GOD WILL CHANGE OUR STRESS INTO DELIGHT IN HIM!

 

Where Can I Go?(Psalm 18:2)

 

Photo of the Alps by Mark J. Booth

I am drowning in the midst of a storm.  I feel alone.  I don’t know where to go?  What does the Word of God say: “The Lord is MY ROCK, and MY FORTRESS, and MY DELIVERER; MY GOD, MY STRENGTH, in whom I will trust; MY BUCKLER (shield), and the HORN OF MY SALVATION, and MY HIGH TOWER.” (Psalm 18:2)

Jesus reminded the disciples that in this life they would experience tribulation.  We have all experienced tribulation.  We try to resolve the situation.  We try to cope.  We try to ignore the storm; yet we feel like we are sinking deeper and deeper into the raging waters.  David experienced many storms in his life.  Where did he go for deliverance and relief?  He went to “his God”.  Likewise, we can go to our God regardless of how strong the storm.

1. We can go to Our God because He is our Rock.  When a person is sinking into the water, they are looking for something solid on which to find their footing.  We often stumble and fall because we don’t stand firmly upon our solid rock, the Lord God.  Do you feel like you are wavering in every direction, then go to the Rock.  

2. We can go to Our God because He is Our Fortress.  A fortress is a place of refuge from the enemies we may have in this life.  Many people talk about being hurt by others.  Yes, others may try to hurt us, but we have a fortress to whom we can run.  We don’t have to be hurt by others, we can go to the Lord God, Our Fortress.

3. We can go to Our God because He is Our Deliverer.  The disciples were fearful in the midst of a terrible storm.   They were without hope until they cried out to the Lord.  The Lord stopped the storm.  No matter how awful the storm, the Lord is ready and able to deliver us.  No matter how strong the temptation the Lord will deliver us.

4. We can go to Our God because He is Our God.  David knows that he has a personal relationship with the Lord God.  He can go to His God at any time.  When we know God, we can trust Him.  We know that He loves us with an everlasting love.  We know that He will never leave us nor forsake us.

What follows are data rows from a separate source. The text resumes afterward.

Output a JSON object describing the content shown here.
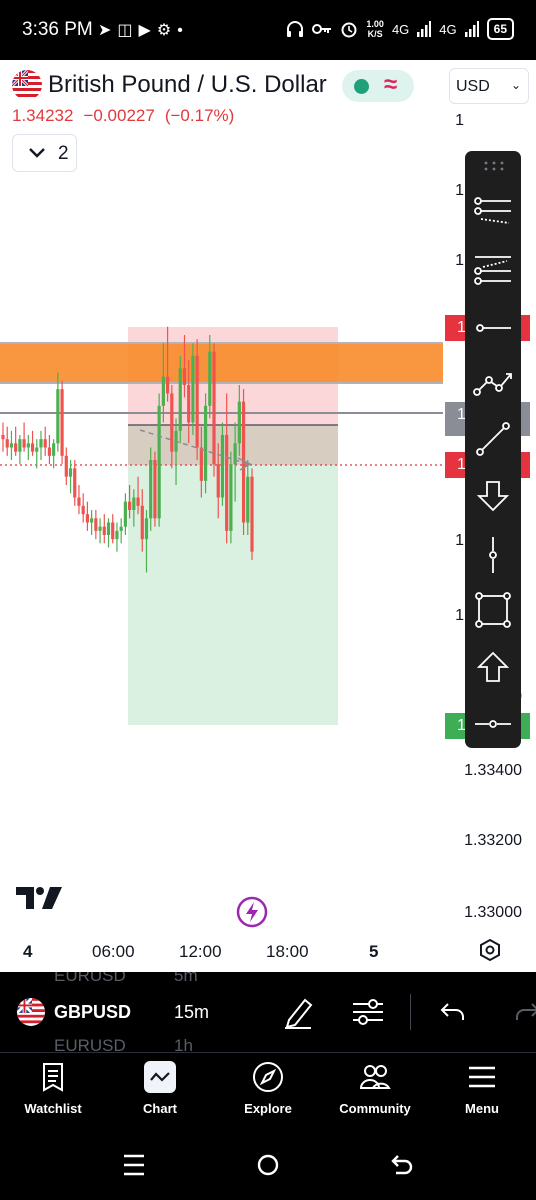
{
  "status_bar": {
    "time": "3:36 PM",
    "left_icons": [
      "telegram-icon",
      "gamepad-icon",
      "youtube-icon",
      "settings-dot-icon",
      "dot"
    ],
    "net_speed_value": "1.00",
    "net_speed_unit": "K/S",
    "network_1": "4G",
    "network_2": "4G",
    "battery": "65"
  },
  "header": {
    "symbol_title": "British Pound / U.S. Dollar",
    "currency": "USD",
    "last_price": "1.34232",
    "change": "−0.00227",
    "change_pct": "(−0.17%)",
    "indicator_count": "2",
    "colors": {
      "market_dot": "#20a07a",
      "change": "#e03a3e"
    }
  },
  "chart_data": {
    "type": "candlestick",
    "symbol": "GBPUSD",
    "interval": "15m",
    "y_axis": {
      "visible_labels": [
        "1.33600",
        "1.33400",
        "1.33200",
        "1.33000"
      ],
      "ylim": [
        1.3292,
        1.3508
      ]
    },
    "x_axis": {
      "labels": [
        {
          "text": "4",
          "bold": true
        },
        {
          "text": "06:00",
          "bold": false
        },
        {
          "text": "12:00",
          "bold": false
        },
        {
          "text": "18:00",
          "bold": false
        },
        {
          "text": "5",
          "bold": true
        }
      ]
    },
    "price_tags": [
      {
        "value": "1.33502",
        "color": "#3dae55"
      }
    ],
    "candles": [
      [
        1.3418,
        1.3421,
        1.3414,
        1.3417
      ],
      [
        1.3417,
        1.342,
        1.3413,
        1.3415
      ],
      [
        1.3415,
        1.3419,
        1.3412,
        1.3416
      ],
      [
        1.3416,
        1.342,
        1.3413,
        1.3414
      ],
      [
        1.3414,
        1.3418,
        1.3411,
        1.3417
      ],
      [
        1.3417,
        1.3421,
        1.3414,
        1.3415
      ],
      [
        1.3415,
        1.3418,
        1.3412,
        1.3416
      ],
      [
        1.3416,
        1.3419,
        1.3413,
        1.3414
      ],
      [
        1.3414,
        1.3417,
        1.341,
        1.3415
      ],
      [
        1.3415,
        1.3419,
        1.3412,
        1.3417
      ],
      [
        1.3417,
        1.342,
        1.3413,
        1.3415
      ],
      [
        1.3415,
        1.3418,
        1.3411,
        1.3413
      ],
      [
        1.3413,
        1.3417,
        1.341,
        1.3416
      ],
      [
        1.3416,
        1.3433,
        1.3414,
        1.3429
      ],
      [
        1.3429,
        1.3431,
        1.3411,
        1.3413
      ],
      [
        1.3413,
        1.3415,
        1.3406,
        1.3408
      ],
      [
        1.3408,
        1.3412,
        1.3404,
        1.341
      ],
      [
        1.341,
        1.3412,
        1.3401,
        1.3403
      ],
      [
        1.3403,
        1.3406,
        1.3399,
        1.3401
      ],
      [
        1.3401,
        1.3404,
        1.3397,
        1.3399
      ],
      [
        1.3399,
        1.3402,
        1.3395,
        1.3397
      ],
      [
        1.3397,
        1.34,
        1.3394,
        1.3398
      ],
      [
        1.3398,
        1.34,
        1.3393,
        1.3395
      ],
      [
        1.3395,
        1.3398,
        1.3392,
        1.3396
      ],
      [
        1.3396,
        1.3399,
        1.3392,
        1.3394
      ],
      [
        1.3394,
        1.3398,
        1.3391,
        1.3397
      ],
      [
        1.3397,
        1.3399,
        1.3392,
        1.3393
      ],
      [
        1.3393,
        1.3397,
        1.339,
        1.3395
      ],
      [
        1.3395,
        1.3398,
        1.3392,
        1.3396
      ],
      [
        1.3396,
        1.3404,
        1.3394,
        1.3402
      ],
      [
        1.3402,
        1.3406,
        1.3398,
        1.34
      ],
      [
        1.34,
        1.3405,
        1.3396,
        1.3403
      ],
      [
        1.3403,
        1.3408,
        1.3399,
        1.3401
      ],
      [
        1.3401,
        1.3405,
        1.339,
        1.3393
      ],
      [
        1.3393,
        1.34,
        1.3385,
        1.3398
      ],
      [
        1.3398,
        1.3415,
        1.3395,
        1.3412
      ],
      [
        1.3412,
        1.3414,
        1.3396,
        1.3398
      ],
      [
        1.3398,
        1.3428,
        1.3396,
        1.3425
      ],
      [
        1.3425,
        1.344,
        1.3421,
        1.3432
      ],
      [
        1.3432,
        1.3444,
        1.3426,
        1.3428
      ],
      [
        1.3428,
        1.343,
        1.341,
        1.3414
      ],
      [
        1.3414,
        1.3422,
        1.3406,
        1.3419
      ],
      [
        1.3419,
        1.3437,
        1.3416,
        1.3434
      ],
      [
        1.3434,
        1.3442,
        1.3427,
        1.343
      ],
      [
        1.343,
        1.3436,
        1.3416,
        1.3421
      ],
      [
        1.3421,
        1.344,
        1.3418,
        1.3437
      ],
      [
        1.3437,
        1.3441,
        1.3412,
        1.3415
      ],
      [
        1.3415,
        1.342,
        1.3403,
        1.3407
      ],
      [
        1.3407,
        1.3428,
        1.3404,
        1.3425
      ],
      [
        1.3425,
        1.3442,
        1.3422,
        1.3438
      ],
      [
        1.3438,
        1.344,
        1.3408,
        1.3411
      ],
      [
        1.3411,
        1.3416,
        1.3398,
        1.3403
      ],
      [
        1.3403,
        1.3421,
        1.3401,
        1.3418
      ],
      [
        1.3418,
        1.3428,
        1.3392,
        1.3395
      ],
      [
        1.3395,
        1.3414,
        1.3392,
        1.3411
      ],
      [
        1.3411,
        1.3421,
        1.3402,
        1.3416
      ],
      [
        1.3416,
        1.343,
        1.3413,
        1.3426
      ],
      [
        1.3426,
        1.3429,
        1.3394,
        1.3397
      ],
      [
        1.3397,
        1.3412,
        1.3394,
        1.3408
      ],
      [
        1.3408,
        1.341,
        1.3388,
        1.339
      ]
    ]
  },
  "drawing_toolbar": {
    "tools": [
      "fib-retracement-icon",
      "trend-fib-extension-icon",
      "horizontal-ray-icon",
      "path-icon",
      "trend-line-icon",
      "arrow-mark-down-icon",
      "vertical-line-icon",
      "rectangle-icon",
      "arrow-mark-up-icon",
      "horizontal-line-icon"
    ]
  },
  "symbol_bar": {
    "ghost_above": {
      "symbol": "EURUSD",
      "interval": "5m"
    },
    "symbol": "GBPUSD",
    "interval": "15m",
    "ghost_below": {
      "symbol": "EURUSD",
      "interval": "1h"
    }
  },
  "bottom_nav": {
    "items": [
      {
        "label": "Watchlist",
        "icon": "watchlist-icon"
      },
      {
        "label": "Chart",
        "icon": "chart-icon"
      },
      {
        "label": "Explore",
        "icon": "compass-icon"
      },
      {
        "label": "Community",
        "icon": "people-icon"
      },
      {
        "label": "Menu",
        "icon": "hamburger-icon"
      }
    ]
  }
}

5. We can go to Our God because He is Our Strength.  David couldn’t handle his enemies in his own strength, but he knew the All-Powerful God.  We can do nothing apart from God.  As Paul stated: “I can do all things through Christ which strengtheneth me.” (Philippians 4:13).  We may get tired and want to quit, but God’s strength enables us to carry on.

6. We Can Go to Our God because He is our Shield.  Satan throws his fiery darts of doubt, denial, guilt, temptation, discouragement, and rebellion against God.  In ourselves, we have no defense against these darts; however God is Our Shield.  He comes between us and the fiery darts of Satan.  There is no safer place than behind God, Our Shield.

7. We can Go to Our God because He is Our Savior.  Our salvation solves the greatest problem in life, which is how can a sinful person approach a Holy God.  Jesus took our place upon the cross and paid for our sin.  Through Him, we have eternal life.  If God has taken care of our greatest problem in this life, why can’t we trust Him with the storms that pass through our lives?

8. We can Go to Our God because He is Our High Tower.  We often see a bird flee into the sky as we approach it.  The bird knows that there is safety in the heights.  Likewise, our Lord places us in the heights to keep us away from the traps and snares of this life.  The storms have little effect upon us when we are safe and secure in the Lord.

As a result of all that God is, David says: “In whom I will trust.”  David knows the Greatness of God.  He trusts God because he knows Him.  Do we know our Great God.  Yes, the storm may be strong, but we do have One to whom we can go.  Will we?